  • Project Year: 2008
  • Photographs: Courtesy of SAOTA

Courtesy of SAOTA Courtesy of SAOTA Courtesy of SAOTA Courtesy of SAOTA

Podium at Menlyn / Boogertman + Partners Architects

© Michael Schmucker
© Michael Schmucker

© Michael Schmucker © Michael Schmucker © Michael Schmucker © Michael Schmucker

Clifton View 7 / Antoni Associates

  • Architects: Antoni Associates
  • Location: Clifton, Cape Town, South Africa
  • Interior Architecture: Mark Rielly
  • Interior Decor: Adam Court
  • Project Year: 2012
  • Photographs: Adam Letch

© Adam Letch © Adam Letch © Adam Letch © Adam Letch

POD / Greg Wright Architects

© Kate Del Fante Scott
© Kate Del Fante Scott

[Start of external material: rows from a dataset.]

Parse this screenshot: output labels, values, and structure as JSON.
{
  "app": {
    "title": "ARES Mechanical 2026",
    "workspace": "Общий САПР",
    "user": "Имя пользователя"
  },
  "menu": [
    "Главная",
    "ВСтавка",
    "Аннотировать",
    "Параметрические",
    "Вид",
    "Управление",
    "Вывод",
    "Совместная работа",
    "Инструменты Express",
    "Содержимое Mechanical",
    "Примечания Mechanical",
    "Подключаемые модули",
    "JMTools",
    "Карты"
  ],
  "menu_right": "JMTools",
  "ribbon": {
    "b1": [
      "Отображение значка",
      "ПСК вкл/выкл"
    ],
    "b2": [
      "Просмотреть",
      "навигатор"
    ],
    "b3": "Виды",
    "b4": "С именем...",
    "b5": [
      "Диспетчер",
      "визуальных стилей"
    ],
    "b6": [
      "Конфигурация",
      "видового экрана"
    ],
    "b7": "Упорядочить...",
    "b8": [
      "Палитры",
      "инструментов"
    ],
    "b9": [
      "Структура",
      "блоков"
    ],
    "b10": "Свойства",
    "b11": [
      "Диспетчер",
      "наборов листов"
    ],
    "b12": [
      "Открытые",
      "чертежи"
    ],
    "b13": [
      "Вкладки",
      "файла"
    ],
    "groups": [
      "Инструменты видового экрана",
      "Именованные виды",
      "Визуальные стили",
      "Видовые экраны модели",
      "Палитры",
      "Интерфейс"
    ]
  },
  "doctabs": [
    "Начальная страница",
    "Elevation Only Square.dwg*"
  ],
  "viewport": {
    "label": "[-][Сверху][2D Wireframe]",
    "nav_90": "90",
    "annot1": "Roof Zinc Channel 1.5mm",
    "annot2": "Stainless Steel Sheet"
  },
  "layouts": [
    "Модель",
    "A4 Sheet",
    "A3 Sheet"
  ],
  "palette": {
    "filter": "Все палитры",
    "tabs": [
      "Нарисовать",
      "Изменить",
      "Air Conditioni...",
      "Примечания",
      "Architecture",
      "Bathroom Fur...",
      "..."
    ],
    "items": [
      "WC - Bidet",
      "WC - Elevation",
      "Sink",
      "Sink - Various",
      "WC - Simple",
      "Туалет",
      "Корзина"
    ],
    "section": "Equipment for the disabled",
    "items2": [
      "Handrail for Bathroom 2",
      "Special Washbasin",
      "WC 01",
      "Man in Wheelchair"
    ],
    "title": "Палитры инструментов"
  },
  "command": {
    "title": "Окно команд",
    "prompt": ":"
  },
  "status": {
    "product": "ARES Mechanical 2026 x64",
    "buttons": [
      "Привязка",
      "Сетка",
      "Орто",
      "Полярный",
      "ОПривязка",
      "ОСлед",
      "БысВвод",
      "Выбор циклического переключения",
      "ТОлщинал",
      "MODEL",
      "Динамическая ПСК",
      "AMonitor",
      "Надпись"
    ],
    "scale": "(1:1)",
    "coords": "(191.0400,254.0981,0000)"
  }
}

© Kate Del Fante Scott © Kate Del Fante Scott © Kate Del Fante Scott © Kate Del Fante Scott

House Mosi / Nico van der Meulen Architects

Courtesy of Nico van der Meulen Architects Courtesy of Nico van der Meulen Architects Courtesy of Nico van der Meulen Architects Courtesy of Nico van der Meulen Architects

Plett 6541+2 / SAOTA

  • Architects: Stefan Antoni Olmesdahl Truen Architects
  • Location: The Robberg, Plettenberg Bay, Garden Route, South Africa
  • Design Team: Stefan Antoni, Philip Olmesdahl, Bobby Hugill
  • Interior Design: Daniela Priebatsch, Emi Cavalieri
  • Project Year: 2010
  • Photographs: Courtesy of SAOTA

Courtesy of SAOTA Courtesy of SAOTA Courtesy of SAOTA Courtesy of SAOTA

House Ber / Nico van der Meulen Architects

© Barend Roberts © Barend Roberts © Victoria Pilcher © Victoria Pilcher